(WHAT IS EXPECTED) Return the records in full, with every character preserved.

BEGIN AVAILABLE DATA

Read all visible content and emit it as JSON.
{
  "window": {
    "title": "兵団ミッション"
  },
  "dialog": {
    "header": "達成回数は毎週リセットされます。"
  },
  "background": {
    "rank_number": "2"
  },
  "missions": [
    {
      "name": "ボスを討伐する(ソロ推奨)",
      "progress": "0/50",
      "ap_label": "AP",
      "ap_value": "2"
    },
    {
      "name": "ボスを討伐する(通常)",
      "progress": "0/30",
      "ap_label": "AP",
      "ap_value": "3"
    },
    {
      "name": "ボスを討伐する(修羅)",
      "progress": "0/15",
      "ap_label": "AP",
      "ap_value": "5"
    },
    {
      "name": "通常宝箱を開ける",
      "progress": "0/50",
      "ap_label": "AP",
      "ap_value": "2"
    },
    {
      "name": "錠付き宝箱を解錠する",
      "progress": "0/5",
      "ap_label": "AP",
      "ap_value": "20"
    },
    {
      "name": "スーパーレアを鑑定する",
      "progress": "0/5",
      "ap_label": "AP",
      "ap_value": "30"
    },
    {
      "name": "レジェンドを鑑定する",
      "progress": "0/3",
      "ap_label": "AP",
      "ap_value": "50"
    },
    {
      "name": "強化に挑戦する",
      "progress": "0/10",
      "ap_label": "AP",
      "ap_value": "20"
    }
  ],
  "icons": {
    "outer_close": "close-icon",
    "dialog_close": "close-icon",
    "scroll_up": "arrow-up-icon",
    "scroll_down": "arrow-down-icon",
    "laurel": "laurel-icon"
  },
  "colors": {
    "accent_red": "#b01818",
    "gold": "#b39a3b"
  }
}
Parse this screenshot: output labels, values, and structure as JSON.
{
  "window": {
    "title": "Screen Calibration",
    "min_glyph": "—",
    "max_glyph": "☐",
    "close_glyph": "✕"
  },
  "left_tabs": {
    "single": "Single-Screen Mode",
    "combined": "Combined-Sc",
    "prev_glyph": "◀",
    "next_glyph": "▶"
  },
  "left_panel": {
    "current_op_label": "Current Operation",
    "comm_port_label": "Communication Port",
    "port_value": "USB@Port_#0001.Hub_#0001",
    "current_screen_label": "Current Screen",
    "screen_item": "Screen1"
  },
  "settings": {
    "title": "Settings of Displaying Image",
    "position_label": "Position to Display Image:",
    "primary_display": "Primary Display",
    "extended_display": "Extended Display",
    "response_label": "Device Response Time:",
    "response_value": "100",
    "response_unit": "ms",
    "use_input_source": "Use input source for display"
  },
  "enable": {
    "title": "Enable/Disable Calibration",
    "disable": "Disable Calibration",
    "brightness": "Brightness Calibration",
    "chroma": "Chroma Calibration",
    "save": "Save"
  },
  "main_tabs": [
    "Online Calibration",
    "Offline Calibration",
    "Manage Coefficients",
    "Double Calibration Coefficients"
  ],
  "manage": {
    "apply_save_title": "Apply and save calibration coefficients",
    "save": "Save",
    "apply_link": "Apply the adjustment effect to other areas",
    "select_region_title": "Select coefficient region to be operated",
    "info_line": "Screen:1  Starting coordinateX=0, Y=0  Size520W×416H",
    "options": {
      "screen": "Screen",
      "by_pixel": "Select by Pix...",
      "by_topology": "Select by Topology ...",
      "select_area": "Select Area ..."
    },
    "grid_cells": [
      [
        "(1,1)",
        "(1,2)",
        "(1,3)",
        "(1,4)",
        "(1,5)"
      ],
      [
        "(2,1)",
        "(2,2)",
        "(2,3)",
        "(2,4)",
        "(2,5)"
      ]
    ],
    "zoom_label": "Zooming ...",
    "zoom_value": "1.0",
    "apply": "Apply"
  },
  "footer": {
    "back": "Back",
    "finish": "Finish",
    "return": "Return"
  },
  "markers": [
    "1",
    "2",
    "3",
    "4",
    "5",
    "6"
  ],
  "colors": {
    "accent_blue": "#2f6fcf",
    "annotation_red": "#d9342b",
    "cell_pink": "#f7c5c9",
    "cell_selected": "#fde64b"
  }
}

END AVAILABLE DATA

(SOLUTION TO THIS PROBLEM)
Read all visible content and emit it as JSON.
{
  "window": {
    "title": "兵団ミッション"
  },
  "dialog": {
    "header": "達成回数は毎週リセットされます。"
  },
  "background": {
    "rank_number": "2"
  },
  "missions": [
    {
      "name": "ボスを討伐する(ソロ推奨)",
      "progress": "0/50",
      "ap_label": "AP",
      "ap_value": "2"
    },
    {
      "name": "ボスを討伐する(通常)",
      "progress": "0/30",
      "ap_label": "AP",
      "ap_value": "3"
    },
    {
      "name": "ボスを討伐する(修羅)",
      "progress": "0/15",
      "ap_label": "AP",
      "ap_value": "5"
    },
    {
      "name": "通常宝箱を開ける",
      "progress": "0/50",
      "ap_label": "AP",
      "ap_value": "2"
    },
    {
      "name": "錠付き宝箱を解錠する",
      "progress": "0/5",
      "ap_label": "AP",
      "ap_value": "20"
    },
    {
      "name": "スーパーレアを鑑定する",
      "progress": "0/5",
      "ap_label": "AP",
      "ap_value": "30"
    },
    {
      "name": "レジェンドを鑑定する",
      "progress": "0/3",
      "ap_label": "AP",
      "ap_value": "50"
    },
    {
      "name": "強化に挑戦する",
      "progress": "0/10",
      "ap_label": "AP",
      "ap_value": "20"
    }
  ],
  "icons": {
    "outer_close": "close-icon",
    "dialog_close": "close-icon",
    "scroll_up": "arrow-up-icon",
    "scroll_down": "arrow-down-icon",
    "laurel": "laurel-icon"
  },
  "colors": {
    "accent_red": "#b01818",
    "gold": "#b39a3b"
  }
}
Parse this screenshot: output labels, values, and structure as JSON.
{
  "window": {
    "title": "Screen Calibration",
    "min_glyph": "—",
    "max_glyph": "☐",
    "close_glyph": "✕"
  },
  "left_tabs": {
    "single": "Single-Screen Mode",
    "combined": "Combined-Sc",
    "prev_glyph": "◀",
    "next_glyph": "▶"
  },
  "left_panel": {
    "current_op_label": "Current Operation",
    "comm_port_label": "Communication Port",
    "port_value": "USB@Port_#0001.Hub_#0001",
    "current_screen_label": "Current Screen",
    "screen_item": "Screen1"
  },
  "settings": {
    "title": "Settings of Displaying Image",
    "position_label": "Position to Display Image:",
    "primary_display": "Primary Display",
    "extended_display": "Extended Display",
    "response_label": "Device Response Time:",
    "response_value": "100",
    "response_unit": "ms",
    "use_input_source": "Use input source for display"
  },
  "enable": {
    "title": "Enable/Disable Calibration",
    "disable": "Disable Calibration",
    "brightness": "Brightness Calibration",
    "chroma": "Chroma Calibration",
    "save": "Save"
  },
  "main_tabs": [
    "Online Calibration",
    "Offline Calibration",
    "Manage Coefficients",
    "Double Calibration Coefficients"
  ],
  "manage": {
    "apply_save_title": "Apply and save calibration coefficients",
    "save": "Save",
    "apply_link": "Apply the adjustment effect to other areas",
    "select_region_title": "Select coefficient region to be operated",
    "info_line": "Screen:1  Starting coordinateX=0, Y=0  Size520W×416H",
    "options": {
      "screen": "Screen",
      "by_pixel": "Select by Pix...",
      "by_topology": "Select by Topology ...",
      "select_area": "Select Area ..."
    },
    "grid_cells": [
      [
        "(1,1)",
        "(1,2)",
        "(1,3)",
        "(1,4)",
        "(1,5)"
      ],
      [
        "(2,1)",
        "(2,2)",
        "(2,3)",
        "(2,4)",
        "(2,5)"
      ]
    ],
    "zoom_label": "Zooming ...",
    "zoom_value": "1.0",
    "apply": "Apply"
  },
  "footer": {
    "back": "Back",
    "finish": "Finish",
    "return": "Return"
  },
  "markers": [
    "1",
    "2",
    "3",
    "4",
    "5",
    "6"
  ],
  "colors": {
    "accent_blue": "#2f6fcf",
    "annotation_red": "#d9342b",
    "cell_pink": "#f7c5c9",
    "cell_selected": "#fde64b"
  }
}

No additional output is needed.